_YOUR ASSIGNMENT_:
Only the number is wanted: how many lines of the data contain "check"?

(Data records for software interfaces)
* * *
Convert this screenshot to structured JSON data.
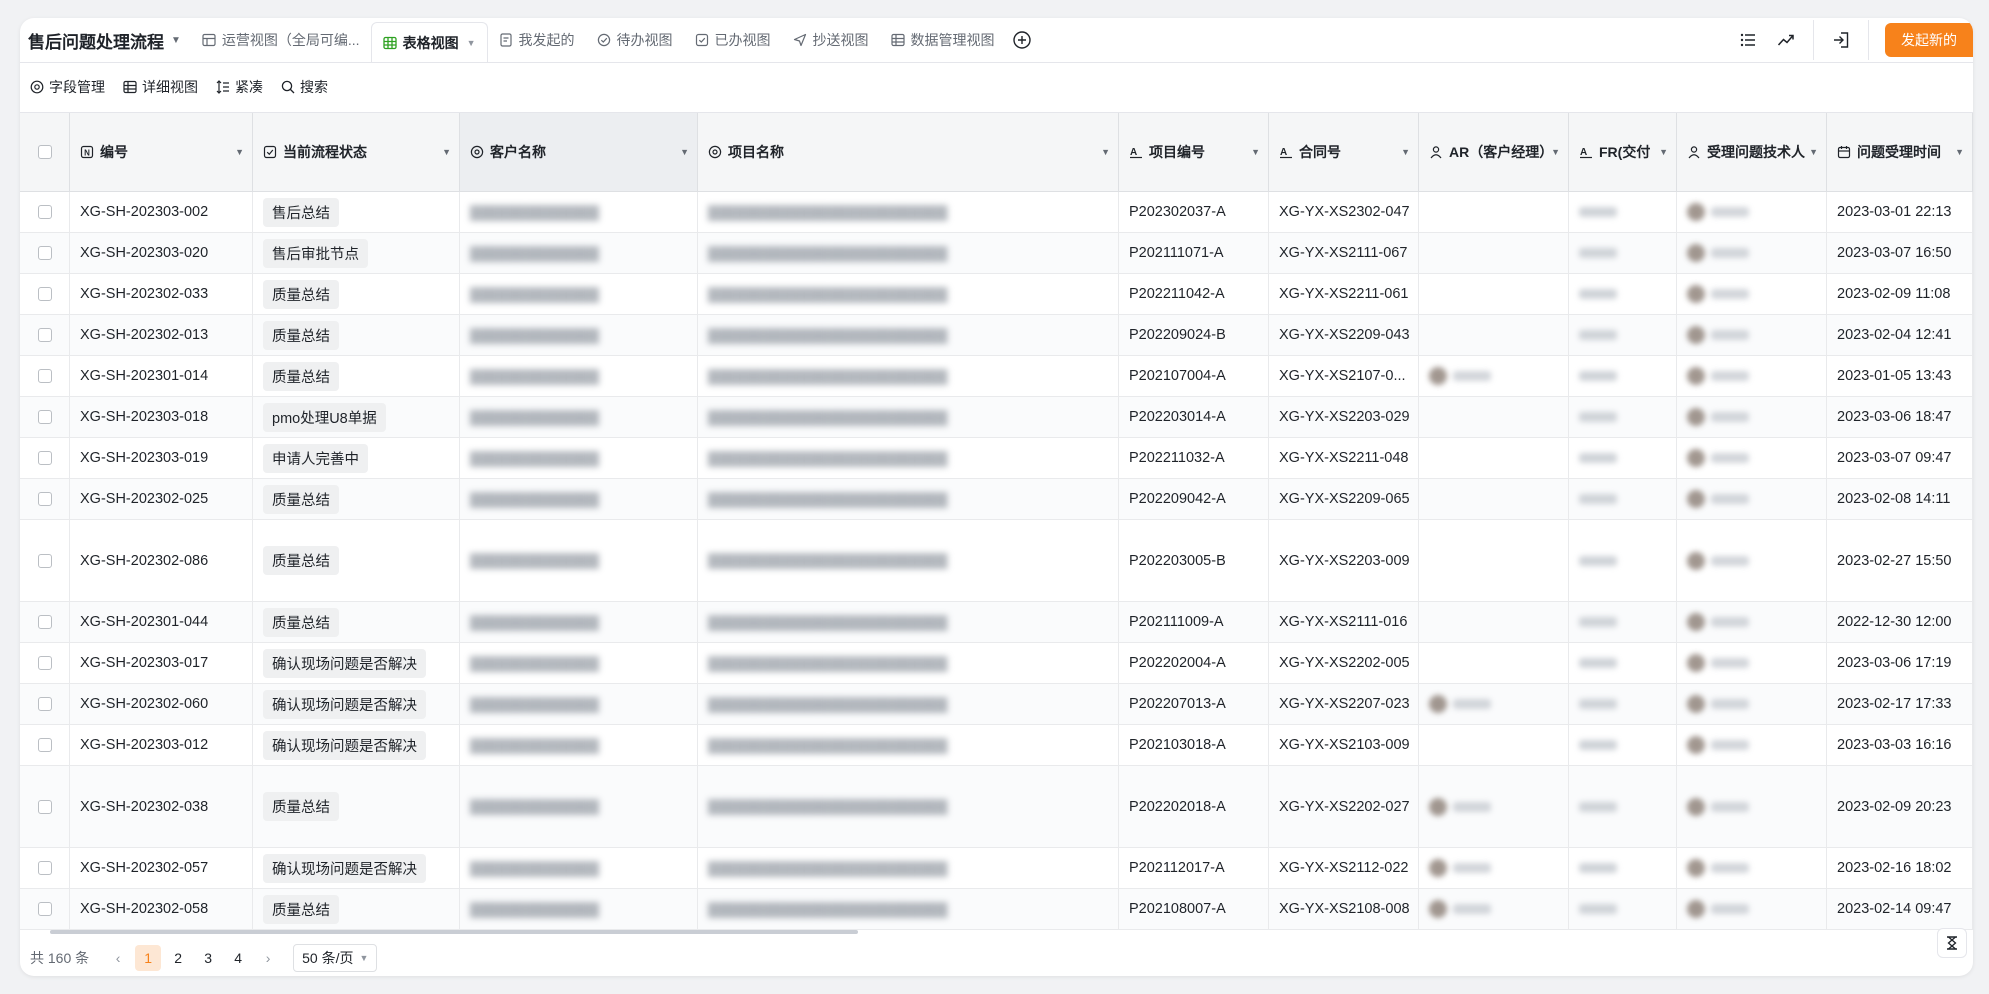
{
  "app": {
    "title": "售后问题处理流程"
  },
  "view_tabs": [
    {
      "label": "运营视图（全局可编...",
      "icon": "table-icon"
    },
    {
      "label": "表格视图",
      "icon": "table-icon-green",
      "active": true
    },
    {
      "label": "我发起的",
      "icon": "document-icon"
    },
    {
      "label": "待办视图",
      "icon": "check-circle-icon"
    },
    {
      "label": "已办视图",
      "icon": "check-square-icon"
    },
    {
      "label": "抄送视图",
      "icon": "send-icon"
    },
    {
      "label": "数据管理视图",
      "icon": "table-icon"
    }
  ],
  "actions": {
    "launch_label": "发起新的"
  },
  "toolbar": {
    "field_manage": "字段管理",
    "detail_view": "详细视图",
    "compact": "紧凑",
    "search": "搜索"
  },
  "columns": [
    {
      "label": "编号",
      "icon": "number-icon"
    },
    {
      "label": "当前流程状态",
      "icon": "status-icon"
    },
    {
      "label": "客户名称",
      "icon": "link-icon"
    },
    {
      "label": "项目名称",
      "icon": "link-icon"
    },
    {
      "label": "项目编号",
      "icon": "text-icon"
    },
    {
      "label": "合同号",
      "icon": "text-icon"
    },
    {
      "label": "AR（客户经理）",
      "icon": "person-icon"
    },
    {
      "label": "FR(交付",
      "icon": "text-icon"
    },
    {
      "label": "受理问题技术人",
      "icon": "person-icon"
    },
    {
      "label": "问题受理时间",
      "icon": "calendar-icon"
    }
  ],
  "rows": [
    {
      "id": "XG-SH-202303-002",
      "status": "售后总结",
      "project_no": "P202302037-A",
      "contract_no": "XG-YX-XS2302-047",
      "time": "2023-03-01 22:13"
    },
    {
      "id": "XG-SH-202303-020",
      "status": "售后审批节点",
      "project_no": "P202111071-A",
      "contract_no": "XG-YX-XS2111-067",
      "time": "2023-03-07 16:50"
    },
    {
      "id": "XG-SH-202302-033",
      "status": "质量总结",
      "project_no": "P202211042-A",
      "contract_no": "XG-YX-XS2211-061",
      "time": "2023-02-09 11:08"
    },
    {
      "id": "XG-SH-202302-013",
      "status": "质量总结",
      "project_no": "P202209024-B",
      "contract_no": "XG-YX-XS2209-043",
      "time": "2023-02-04 12:41"
    },
    {
      "id": "XG-SH-202301-014",
      "status": "质量总结",
      "project_no": "P202107004-A",
      "contract_no": "XG-YX-XS2107-0...",
      "time": "2023-01-05 13:43"
    },
    {
      "id": "XG-SH-202303-018",
      "status": "pmo处理U8单据",
      "project_no": "P202203014-A",
      "contract_no": "XG-YX-XS2203-029",
      "time": "2023-03-06 18:47"
    },
    {
      "id": "XG-SH-202303-019",
      "status": "申请人完善中",
      "project_no": "P202211032-A",
      "contract_no": "XG-YX-XS2211-048",
      "time": "2023-03-07 09:47"
    },
    {
      "id": "XG-SH-202302-025",
      "status": "质量总结",
      "project_no": "P202209042-A",
      "contract_no": "XG-YX-XS2209-065",
      "time": "2023-02-08 14:11"
    },
    {
      "id": "XG-SH-202302-086",
      "status": "质量总结",
      "project_no": "P202203005-B",
      "contract_no": "XG-YX-XS2203-009",
      "time": "2023-02-27 15:50"
    },
    {
      "id": "XG-SH-202301-044",
      "status": "质量总结",
      "project_no": "P202111009-A",
      "contract_no": "XG-YX-XS2111-016",
      "time": "2022-12-30 12:00"
    },
    {
      "id": "XG-SH-202303-017",
      "status": "确认现场问题是否解决",
      "project_no": "P202202004-A",
      "contract_no": "XG-YX-XS2202-005",
      "time": "2023-03-06 17:19"
    },
    {
      "id": "XG-SH-202302-060",
      "status": "确认现场问题是否解决",
      "project_no": "P202207013-A",
      "contract_no": "XG-YX-XS2207-023",
      "time": "2023-02-17 17:33"
    },
    {
      "id": "XG-SH-202303-012",
      "status": "确认现场问题是否解决",
      "project_no": "P202103018-A",
      "contract_no": "XG-YX-XS2103-009",
      "time": "2023-03-03 16:16"
    },
    {
      "id": "XG-SH-202302-038",
      "status": "质量总结",
      "project_no": "P202202018-A",
      "contract_no": "XG-YX-XS2202-027",
      "time": "2023-02-09 20:23"
    },
    {
      "id": "XG-SH-202302-057",
      "status": "确认现场问题是否解决",
      "project_no": "P202112017-A",
      "contract_no": "XG-YX-XS2112-022",
      "time": "2023-02-16 18:02"
    },
    {
      "id": "XG-SH-202302-058",
      "status": "质量总结",
      "project_no": "P202108007-A",
      "contract_no": "XG-YX-XS2108-008",
      "time": "2023-02-14 09:47"
    }
  ],
  "pagination": {
    "total_label": "共 160 条",
    "pages": [
      "1",
      "2",
      "3",
      "4"
    ],
    "current": "1",
    "page_size": "50 条/页"
  },
  "colors": {
    "accent": "#f7821b",
    "active_view_icon": "#2ea121"
  }
}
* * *
_TASK OUTPUT_:
2